Let’s take a look at nappy rash. The bad thing about it is that you, Dear Mum, are going to feel, well, bad about it. Firstly, let’s banish ‘bad’ – whether you use disposable or washable nappies, it is highly likely that at some point or another, your Little One is going to suffer a bout of nappy rash.
The cause? Those beastly bacteria in wee and poo which are encouraged by the baby’s body warmth to reproduce. Result: soreness and itchiness, and a grumpy Little One (not surprisingly). Little Ones have extremely delicate skin, they often suffer from diarrhoea (which is wetter and spreads across skin more easily than usual), or some sort of reaction to a product or fabric, any or all of which can cause nappy rash.
What does nappy rash look like?
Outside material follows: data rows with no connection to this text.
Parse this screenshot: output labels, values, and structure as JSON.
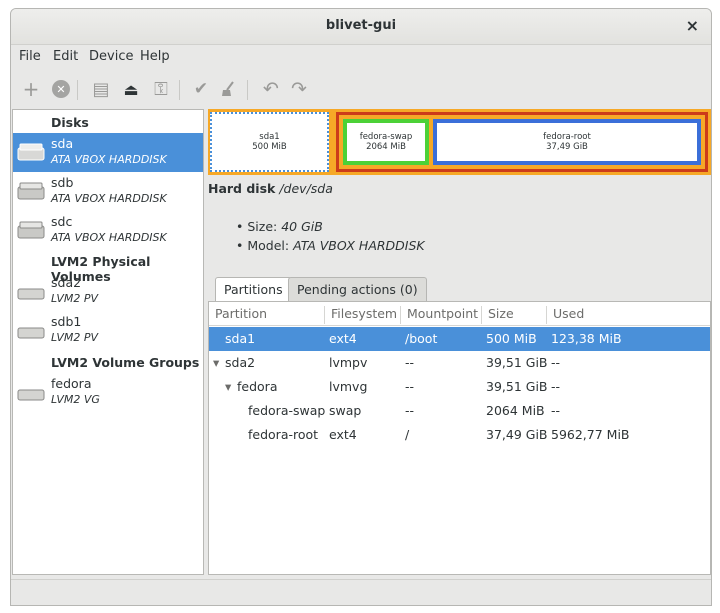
{
  "window": {
    "title": "blivet-gui",
    "close_glyph": "×"
  },
  "menu": [
    "File",
    "Edit",
    "Device",
    "Help"
  ],
  "toolbar": [
    {
      "name": "add-icon",
      "glyph": "+"
    },
    {
      "name": "delete-icon",
      "glyph": "✕"
    },
    {
      "name": "document-icon",
      "glyph": "▤"
    },
    {
      "name": "eject-icon",
      "glyph": "⏏"
    },
    {
      "name": "key-icon",
      "glyph": "⚿"
    },
    {
      "name": "apply-icon",
      "glyph": "✔"
    },
    {
      "name": "clear-icon",
      "glyph": "🧹"
    },
    {
      "name": "undo-icon",
      "glyph": "↶"
    },
    {
      "name": "redo-icon",
      "glyph": "↷"
    }
  ],
  "sidebar": {
    "disks_header": "Disks",
    "disks": [
      {
        "name": "sda",
        "desc": "ATA VBOX HARDDISK",
        "selected": true
      },
      {
        "name": "sdb",
        "desc": "ATA VBOX HARDDISK",
        "selected": false
      },
      {
        "name": "sdc",
        "desc": "ATA VBOX HARDDISK",
        "selected": false
      }
    ],
    "pv_header": "LVM2 Physical Volumes",
    "pvs": [
      {
        "name": "sda2",
        "desc": "LVM2 PV"
      },
      {
        "name": "sdb1",
        "desc": "LVM2 PV"
      }
    ],
    "vg_header": "LVM2 Volume Groups",
    "vgs": [
      {
        "name": "fedora",
        "desc": "LVM2 VG"
      }
    ]
  },
  "diskbar": {
    "sda1": {
      "name": "sda1",
      "size": "500 MiB"
    },
    "swap": {
      "name": "fedora-swap",
      "size": "2064 MiB"
    },
    "root": {
      "name": "fedora-root",
      "size": "37,49 GiB"
    },
    "colors": {
      "vg_outer": "#f6a827",
      "pv": "#cc3b1a",
      "swap": "#4cd137",
      "root": "#3b6fd9",
      "selected_border": "#4a90d9"
    }
  },
  "details": {
    "title_prefix": "Hard disk",
    "title_path": "/dev/sda",
    "size_label": "Size:",
    "size_value": "40 GiB",
    "model_label": "Model:",
    "model_value": "ATA VBOX HARDDISK"
  },
  "tabs": [
    {
      "label": "Partitions",
      "active": true
    },
    {
      "label": "Pending actions (0)",
      "active": false
    }
  ],
  "table": {
    "columns": [
      "Partition",
      "Filesystem",
      "Mountpoint",
      "Size",
      "Used"
    ],
    "rows": [
      {
        "partition": "sda1",
        "fs": "ext4",
        "mount": "/boot",
        "size": "500 MiB",
        "used": "123,38 MiB",
        "selected": true,
        "level": 0,
        "expander": false
      },
      {
        "partition": "sda2",
        "fs": "lvmpv",
        "mount": "--",
        "size": "39,51 GiB",
        "used": "--",
        "selected": false,
        "level": 0,
        "expander": true
      },
      {
        "partition": "fedora",
        "fs": "lvmvg",
        "mount": "--",
        "size": "39,51 GiB",
        "used": "--",
        "selected": false,
        "level": 1,
        "expander": true
      },
      {
        "partition": "fedora-swap",
        "fs": "swap",
        "mount": "--",
        "size": "2064 MiB",
        "used": "--",
        "selected": false,
        "level": 2,
        "expander": false
      },
      {
        "partition": "fedora-root",
        "fs": "ext4",
        "mount": "/",
        "size": "37,49 GiB",
        "used": "5962,77 MiB",
        "selected": false,
        "level": 2,
        "expander": false
      }
    ],
    "expander_glyph": "▾"
  }
}
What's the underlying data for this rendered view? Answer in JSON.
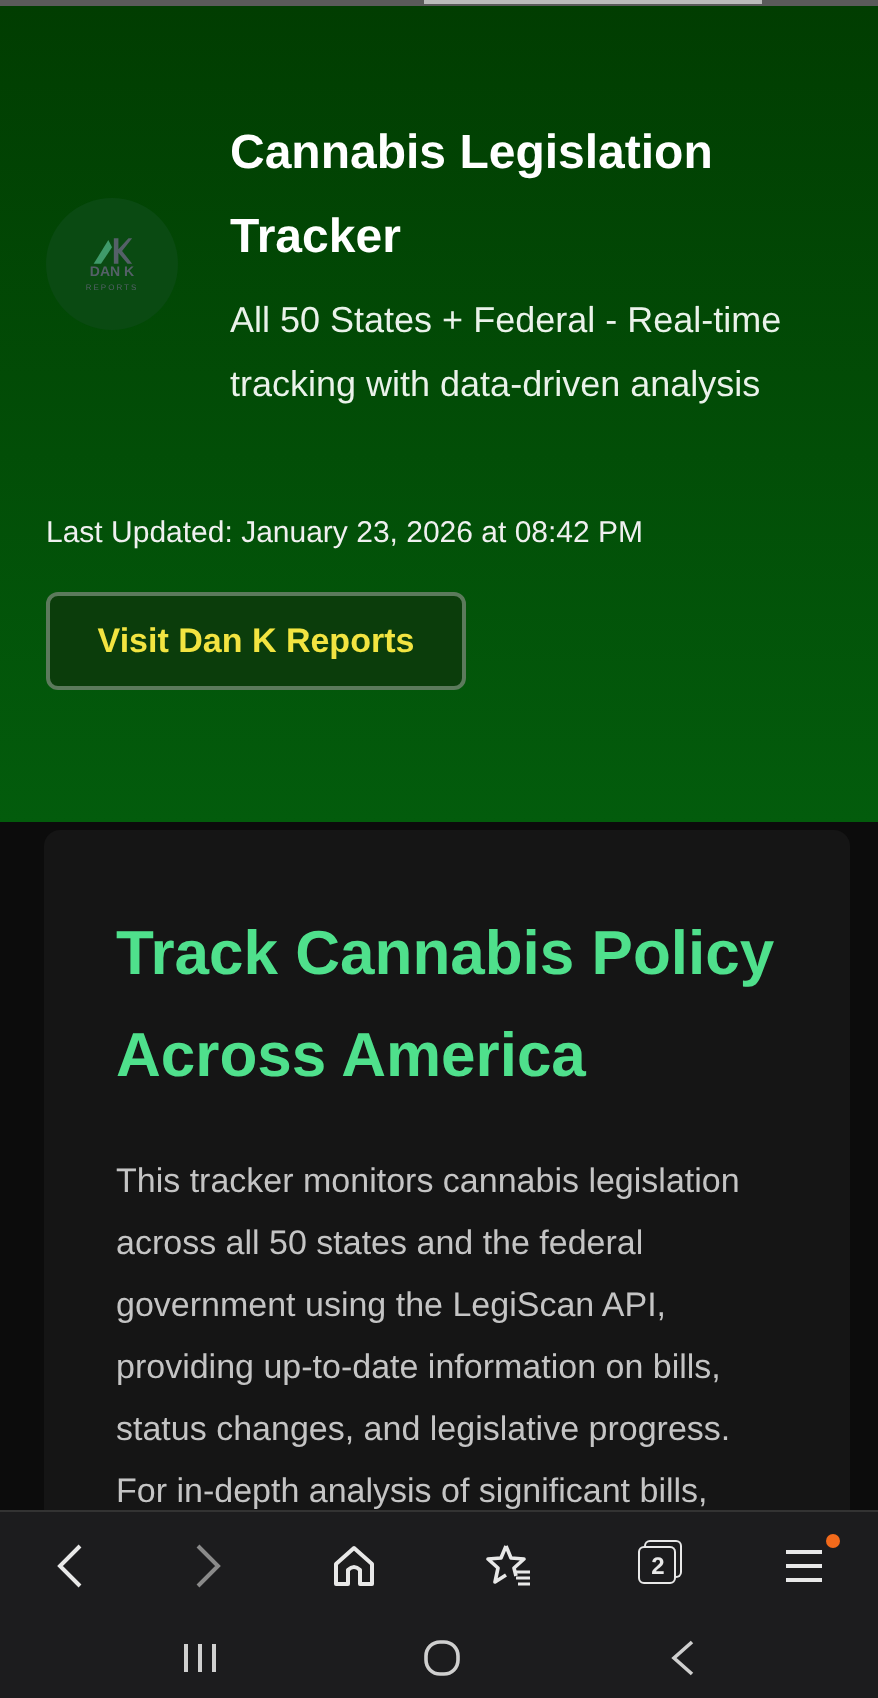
{
  "header": {
    "logo": {
      "name": "DAN K",
      "tagline": "REPORTS"
    },
    "title": "Cannabis Legislation Tracker",
    "subtitle": "All 50 States + Federal - Real-time tracking with data-driven analysis",
    "last_updated": "Last Updated: January 23, 2026 at 08:42 PM",
    "button": "Visit Dan K Reports"
  },
  "intro": {
    "heading": "Track Cannabis Policy Across America",
    "paragraph": "This tracker monitors cannabis legislation across all 50 states and the federal government using the LegiScan API, providing up-to-date information on bills, status changes, and legislative progress. For in-depth analysis of significant bills,"
  },
  "browser_toolbar": {
    "tab_count": "2",
    "menu_notification": true
  }
}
Red patches form on the surface of the skin, sometimes with slightly raised areas and/or spots, within the area covered by a nappy.
Prevention? A dry bottom! Try to let your Little One wander nappy-free whenever possible. Make sure nappies are changed when they are soiled, and that your Little One’s skin is clean and rinsed in every nook and cranny. A bath with Little Herbs’ protective Bathe Baba does the job very well and very gently. A quick word about baby wipes: we’re not keen on commercial baby wipes because a lot of quite harsh chemicals are used to both manufacture them and keep them ‘fresh’ but if you have to use them, and sometimes they’re very convenient, try to buy ones that are alcohol and ‘fragrance’ free.
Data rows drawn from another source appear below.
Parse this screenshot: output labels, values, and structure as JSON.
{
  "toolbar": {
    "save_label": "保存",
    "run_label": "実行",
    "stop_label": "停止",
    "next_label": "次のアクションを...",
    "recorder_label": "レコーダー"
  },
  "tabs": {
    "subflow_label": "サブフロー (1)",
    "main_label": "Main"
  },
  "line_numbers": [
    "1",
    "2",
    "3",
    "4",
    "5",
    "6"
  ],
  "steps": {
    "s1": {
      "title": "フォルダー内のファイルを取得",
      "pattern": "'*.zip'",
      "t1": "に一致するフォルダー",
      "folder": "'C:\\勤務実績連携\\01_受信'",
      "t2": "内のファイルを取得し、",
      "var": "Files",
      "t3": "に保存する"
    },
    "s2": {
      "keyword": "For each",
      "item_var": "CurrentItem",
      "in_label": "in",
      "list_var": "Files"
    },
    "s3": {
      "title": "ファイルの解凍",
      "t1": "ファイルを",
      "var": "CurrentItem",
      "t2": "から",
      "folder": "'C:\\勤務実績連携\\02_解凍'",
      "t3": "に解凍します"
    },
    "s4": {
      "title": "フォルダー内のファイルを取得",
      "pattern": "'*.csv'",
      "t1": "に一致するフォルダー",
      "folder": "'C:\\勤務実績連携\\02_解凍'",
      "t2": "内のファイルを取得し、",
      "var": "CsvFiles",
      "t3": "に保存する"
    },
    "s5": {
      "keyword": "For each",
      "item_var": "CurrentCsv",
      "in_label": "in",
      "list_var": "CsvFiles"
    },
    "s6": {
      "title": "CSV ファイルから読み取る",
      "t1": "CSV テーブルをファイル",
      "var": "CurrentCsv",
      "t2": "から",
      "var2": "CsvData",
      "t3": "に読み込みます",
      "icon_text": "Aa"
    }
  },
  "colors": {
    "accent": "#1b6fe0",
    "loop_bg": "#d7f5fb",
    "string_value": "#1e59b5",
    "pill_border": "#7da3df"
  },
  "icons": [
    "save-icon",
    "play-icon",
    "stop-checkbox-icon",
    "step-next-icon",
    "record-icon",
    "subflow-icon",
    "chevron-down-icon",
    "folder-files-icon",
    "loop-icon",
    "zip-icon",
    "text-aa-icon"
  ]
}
Once clean and dry, apply a thin layer of Little Herbs’ Baby Balm. It is brilliant at creating a barrier so that acidic wetness doesn’t penetrate the skin. Baby Balm is based on organic sunflower oil which has been medically proven to enhance the natural protection your Little One’s skin; added beeswax helps this process and to make it stay where it’s put!
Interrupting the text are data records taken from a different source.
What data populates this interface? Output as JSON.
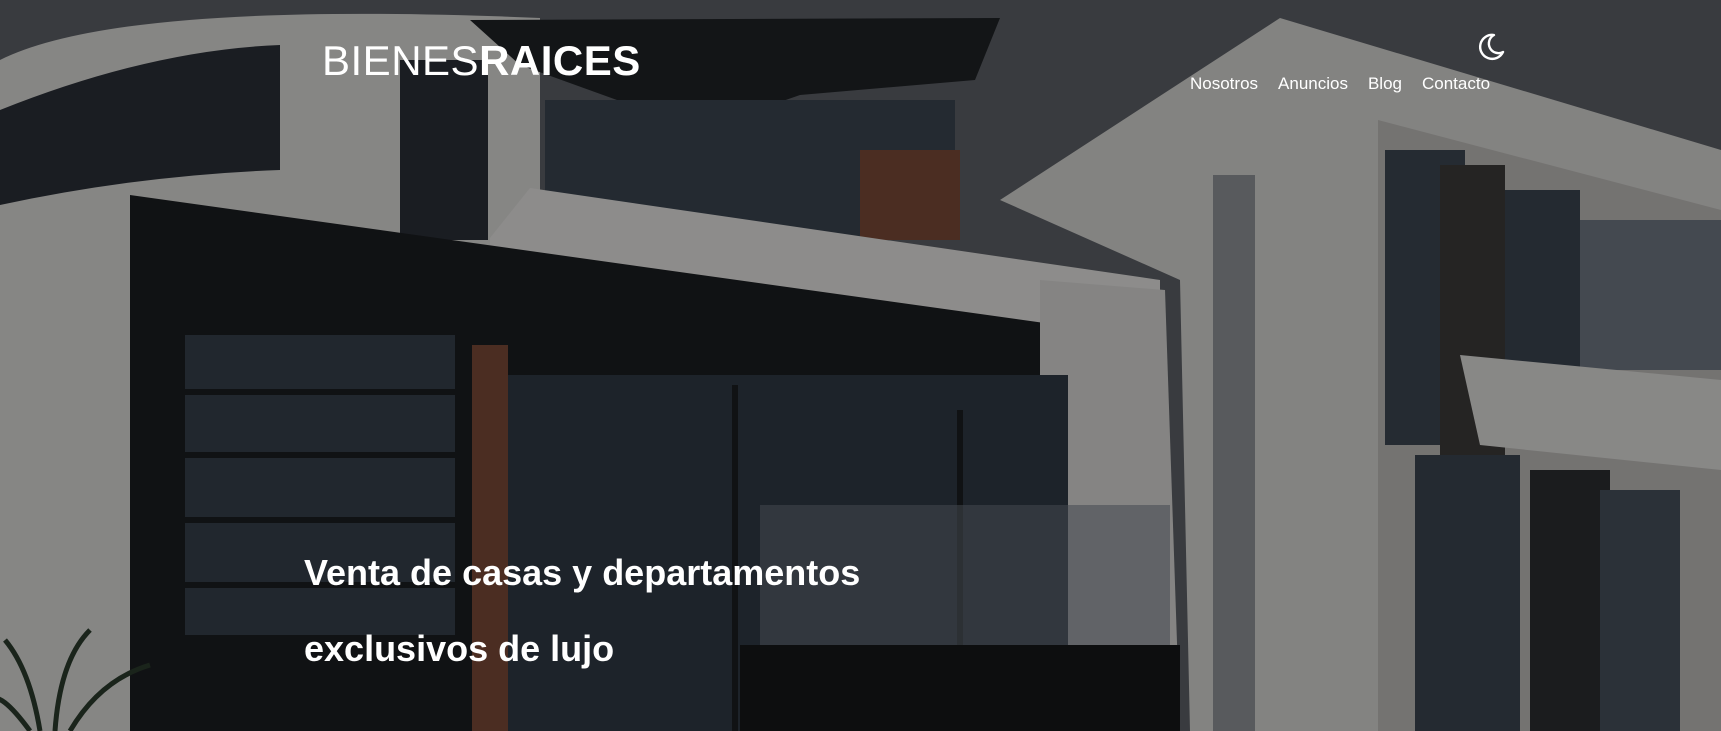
{
  "header": {
    "logo_light": "BIENES",
    "logo_bold": "RAICES",
    "theme_toggle_icon": "moon-icon",
    "nav": [
      {
        "label": "Nosotros"
      },
      {
        "label": "Anuncios"
      },
      {
        "label": "Blog"
      },
      {
        "label": "Contacto"
      }
    ]
  },
  "hero": {
    "headline": "Venta de casas y departamentos exclusivos de lujo",
    "background": "modern-house-photo"
  },
  "colors": {
    "text": "#ffffff",
    "overlay": "#000000"
  }
}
And the rash? That too can be banished by a slick of Baby Balm. The three herbs we use, calendula, chickweed and chamomile, are all classic skin healers and protectors. They will do their work in a kindly way within two to four days, helping healthy cells repair the delicate skin layers. If the rash persists, consult your Health Visitor or medical practice.